6 Min Read
* Fed's Tarullo: Volcker will shed light on hedging trades
* JPMorgan trading losses tied to failed hedging strategy
* OCC's Curry says JPMorgan red flags apparent in hindsight
* Lawmakers back tough capital rules
By Dave Clarke and Alexandra Alper
WASHINGTON, June 6 (Reuters) - U.S. bank regulators likely would have had an earlier look at JPMorgan Chase & Co's unraveling hedging strategy if the Volcker rule had been in place, Federal Reserve Governor Daniel Tarullo said on Wednesday.
Tarullo argued that under a proposal released in October to implement the crackdown on proprietary trading, banks would have to say in writing how a trade would hedge risk and should therefore be exempted from the Volcker rule.
"If a firm said, 'We are doing this as a hedge', they would be required to explain to themselves internally as well as to the primary supervisor, what the hedging strategy was... and how they would make sure it didn't give rise to new exposures," he told the Senate Banking Committee.
"I suspect we're going to find in this case that there was an absence of documentation both within the firm and in reporting to supervisors," said Tarullo.
JPMorgan announced last month that a failed hedging strategy had morphed into something more speculative that has produced at least $2 billion in losses. JPMorgan Chief Executive Jamie Dimon, who will appear before the same Senate panel next week, has called the trades "sloppy" and "stupid".
The announcement has shaken Wall Street and Washington, raising questions about whether banks are still taking too many risks following the 2007-2009 financial crisis and how much capital they should have to hold as a safeguard against losses.
During the hearing on Wednesday, lawmakers pressed regulators on whether they fell down on the job and what sort of implications JPMorgan's losses have for financial reform.
"Shouldn't the sheer size of these trades have been a huge red flag for the OCC?" asked Democratic Senator Robert Menendez to Thomas Curry, the head of the Office of the Comptroller of the Currency.
The OCC is the primary regulator for JPMorgan's banking activities and has 65 on-site examiners for the institution.
Curry became head of the OCC in April, and JPMorgan's trading losses pose an immediate test for how he will lead an agency that oversees the largest U.S. banks and has come under criticism, particularly from Democrats, for not being tough enough on the industry.
In his testimony, Curry said his office is still investigating what his office could have done better, as well as exactly what the bank was doing with the trades. Curry was nominated for the job by President Barack Obama but he faced the stiffest questioning from the president's fellow Democrats on Wednesday.
Senator Sherrod Brown of Ohio observed that some JPMorgan executives have left in the wake of the trading loss, including Ina Drew, chief of the hedging unit in question.
"If JPMorgan can hold its senior executives accountable, which they appear, at least in part, to be doing, we should expect nothing less than you, Mr. Curry, and the people who work for you," Brown said.

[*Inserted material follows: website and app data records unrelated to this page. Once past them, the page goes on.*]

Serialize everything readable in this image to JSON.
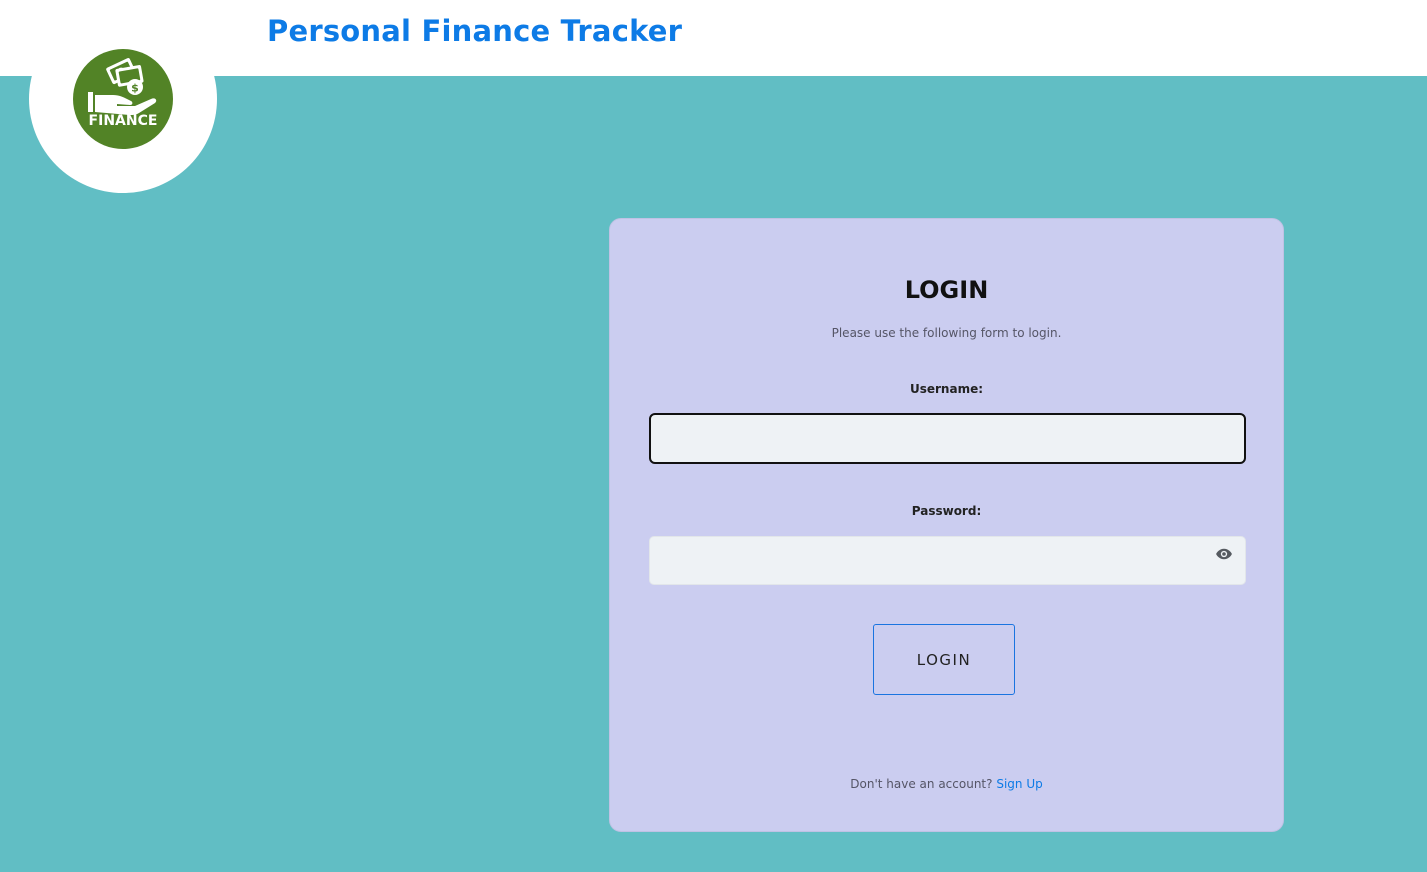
{
  "header": {
    "title": "Personal Finance Tracker"
  },
  "logo": {
    "text": "FINANCE",
    "badge_color": "#528326"
  },
  "login_form": {
    "title": "LOGIN",
    "subtitle": "Please use the following form to login.",
    "username_label": "Username:",
    "username_value": "",
    "password_label": "Password:",
    "password_value": "",
    "submit_label": "LOGIN",
    "signup_prompt": "Don't have an account?",
    "signup_link": "Sign Up"
  },
  "colors": {
    "page_background": "#61bec4",
    "header_background": "#ffffff",
    "title_color": "#0d7be6",
    "card_background": "#cbcdf0",
    "input_background": "#eef2f5",
    "button_border": "#1a74e0",
    "link_color": "#0d7be6"
  },
  "icons": {
    "password_toggle": "eye-icon",
    "logo_graphic": "hand-money-icon"
  }
}
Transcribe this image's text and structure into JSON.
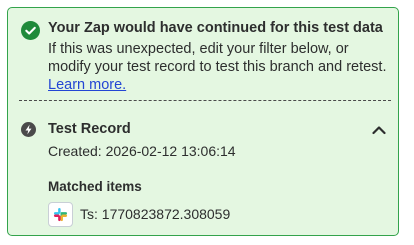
{
  "alert": {
    "title": "Your Zap would have continued for this test data",
    "body": "If this was unexpected, edit your filter below, or modify your test record to test this branch and retest. ",
    "link": "Learn more.",
    "icon": "check-circle-icon",
    "color": "#33a34b"
  },
  "record": {
    "title": "Test Record",
    "icon": "lightning-bolt-icon",
    "created": "Created: 2026-02-12 13:06:14",
    "toggle_icon": "chevron-up-icon"
  },
  "matched": {
    "label": "Matched items",
    "items": [
      {
        "app_icon": "slack-logo-icon",
        "text": "Ts: 1770823872.308059"
      }
    ]
  }
}
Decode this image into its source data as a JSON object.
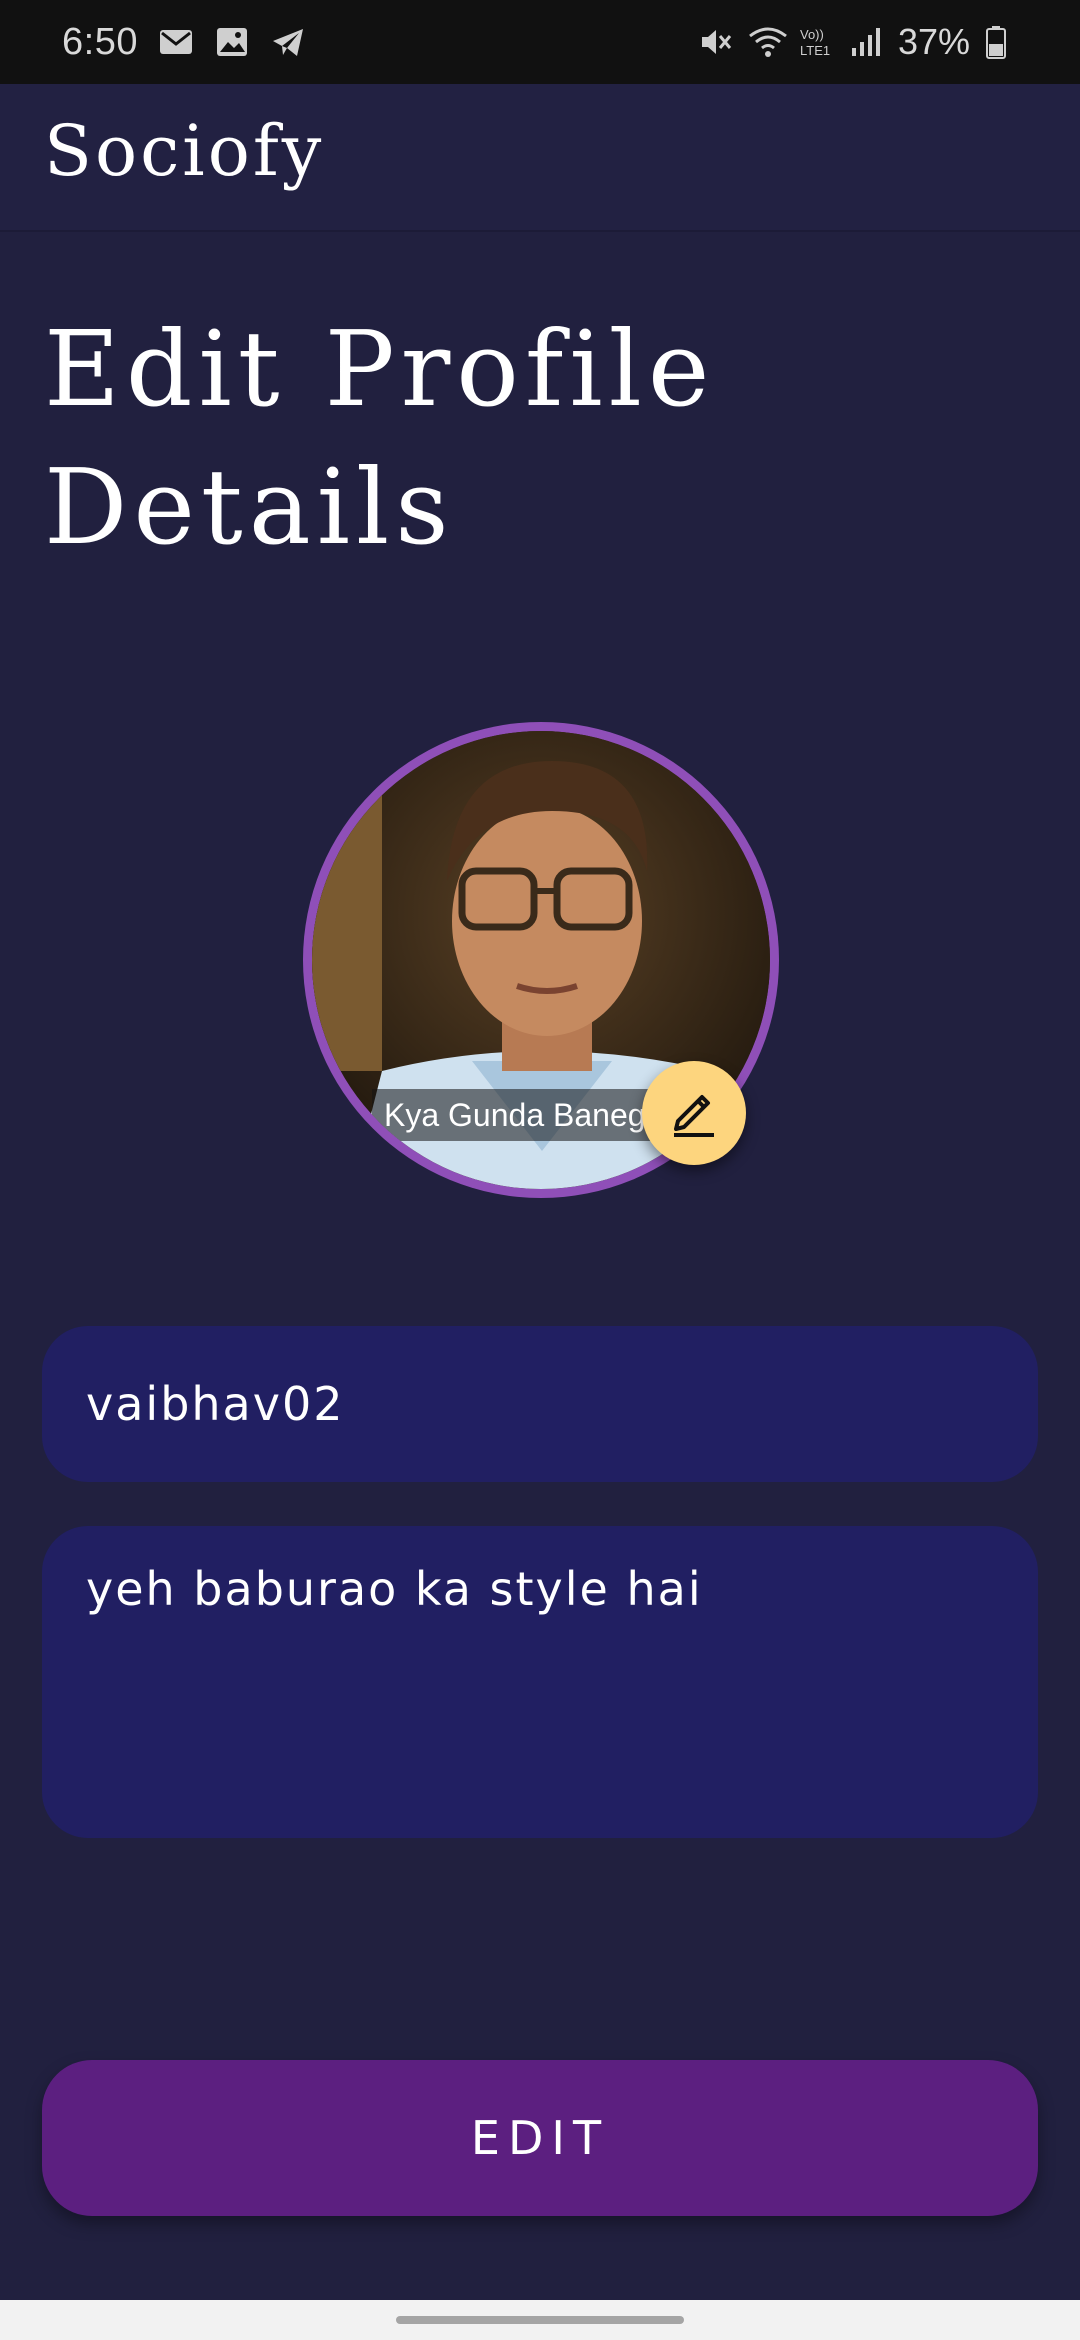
{
  "status_bar": {
    "time": "6:50",
    "battery": "37%",
    "left_icons": [
      "gmail-icon",
      "gallery-icon",
      "telegram-icon"
    ],
    "right_icons": [
      "mute-icon",
      "wifi-icon",
      "volte-icon",
      "signal-icon",
      "battery-icon"
    ]
  },
  "app": {
    "title": "Sociofy"
  },
  "page": {
    "heading": "Edit Profile Details"
  },
  "avatar": {
    "caption": "Kya Gunda Banega",
    "edit_icon": "pencil-icon",
    "accent_color": "#8f4fb8",
    "edit_button_color": "#fdd57e"
  },
  "form": {
    "username": "vaibhav02",
    "bio": "yeh baburao ka style hai"
  },
  "actions": {
    "edit_label": "EDIT",
    "button_color": "#5c1f80"
  },
  "colors": {
    "background": "#21203f",
    "field_background": "#211f62"
  }
}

The losses have, in particular, put a renewed focus on regulators efforts to put the Volcker rule in place, which prohibits banks from making trades with their own money for profit.
The goal of the rule is to prevent banks that enjoy government backstops like deposit insurance from making risky trades that could ultimately endanger taxpayer and depositor funds.
A proposed Volcker rule was released in October and a final rule is expected in the next few months.
The 2010 Dodd-Frank financial oversight law allows for some exemptions to the Volcker rule, including making trades to hedge against risks.
Supporters of the restrictions are pressuring regulators to tighten the hedging exemption, arguing the JPMorgan losses are evidence that the October draft would provide too much leeway.
Curry said it's too early to know if JPMorgan's trades would have fallen under the exemption. He told the senators that the trading losses speak more to risk management problems at the bank that go beyond individual rules.
"It's still a risk management issue regardless of the Volcker rule," he said.
The hearing underlined that the largest U.S. banks are losing their argument that new capital rules, which govern how banks fund themselves, are too strict and will impair their ability to lend.
Tarullo emphasized that JPMorgan's ability to successfully weather the trading losses was evidence that the central bank's focus on tougher capital standards is justified.
Several Republicans backed this stance. "The larger you are, the more capital you need," said Richard Shelby, the top Republican on the committee, who told reporters after the hearing that Basel III standards calling for a 7 percent capital buffer may not be high enough.
Republicans have been critical of Dodd-Frank, saying it is overly complicated and will damage the banking industry without greatly enhancing financial stability.
Particularly since JPMorgan announced its losses, Republicans have pointed to tough capital standards as a simple way to ensure that if a bank takes risks that result in losses they will have enough equity on hand to absorb the blow.
The Fed on Thursday will release a proposal for how the United States will implement the new Basel III international capital agreement.